If you go to Gary’s website and click on Discography you’ll see a Short List of 35 of his best known songs, in alphabetical order by recording artist. If you click on Full List, you see the names of about 170 songs. You’ll find hits and albums track (“hidden treasures” to some) by country artists such as Hal Ketchum, Patty Loveless, Randy Travis, Reba McEntire, Garth Brooks, Tanya Tucker, Ty Herndon, Faith Hill, Leann Rimes, Mary Chapin Carpenter, Gary Allan, Andy Griggs, Kathy Mattea, Lorrie Morgan, Terri Clark, Collin Raye, Doug Stone, Ricky Van Shelton, Diamond Rio, Conway Twitty, Chely Wright and many others plus pop artists Kelly Clarkson, Clay Aiken, etc . The website list does not include the current Sarah Buxton hit “Outside My Window”.
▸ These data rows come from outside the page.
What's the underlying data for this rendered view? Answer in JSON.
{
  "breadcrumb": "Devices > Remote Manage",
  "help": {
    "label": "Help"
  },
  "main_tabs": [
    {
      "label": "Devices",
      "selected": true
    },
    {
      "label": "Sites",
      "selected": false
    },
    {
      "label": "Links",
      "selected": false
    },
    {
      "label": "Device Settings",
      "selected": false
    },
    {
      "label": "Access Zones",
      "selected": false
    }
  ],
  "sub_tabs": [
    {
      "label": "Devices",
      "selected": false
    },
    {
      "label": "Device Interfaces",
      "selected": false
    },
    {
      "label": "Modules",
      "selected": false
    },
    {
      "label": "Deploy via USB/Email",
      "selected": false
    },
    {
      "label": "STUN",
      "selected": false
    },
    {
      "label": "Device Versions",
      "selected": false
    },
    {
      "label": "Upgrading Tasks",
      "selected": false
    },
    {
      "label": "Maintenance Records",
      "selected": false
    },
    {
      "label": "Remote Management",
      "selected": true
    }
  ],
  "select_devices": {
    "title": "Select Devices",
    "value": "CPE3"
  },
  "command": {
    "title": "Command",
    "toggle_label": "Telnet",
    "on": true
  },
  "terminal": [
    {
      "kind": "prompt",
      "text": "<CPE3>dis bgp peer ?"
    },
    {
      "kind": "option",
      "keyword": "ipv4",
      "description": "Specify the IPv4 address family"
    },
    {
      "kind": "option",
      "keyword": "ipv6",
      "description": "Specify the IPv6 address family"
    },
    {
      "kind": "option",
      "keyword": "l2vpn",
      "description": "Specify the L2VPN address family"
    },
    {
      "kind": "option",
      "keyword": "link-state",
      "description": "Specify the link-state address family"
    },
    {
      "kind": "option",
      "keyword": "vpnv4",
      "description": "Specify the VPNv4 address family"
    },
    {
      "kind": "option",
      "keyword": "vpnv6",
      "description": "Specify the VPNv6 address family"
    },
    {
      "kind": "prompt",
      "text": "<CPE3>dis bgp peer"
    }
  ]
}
Earlier this week, Tara Seetharam posted about songs that resonate for reasons beyond the lyrics. This got me thinking about something close to the opposite: What about songs that stand out because of a particular lyric, a line that takes on a life of its own beyond the song?
I first heard “Too Many Memories” on the Patty Loveless album Long Stretch of Lonesome. It was later recorded by Hal Ketchum. It’s a good song, no doubt, but the kicker that ends the second verse has grown into words to live by for me:
What makes you grow old is replacing hope with regret.
I’ve used that quote countless times, and as I get older, it gets ever more true.
Is this just me, or do any of you also have lines from songs that are words to live by?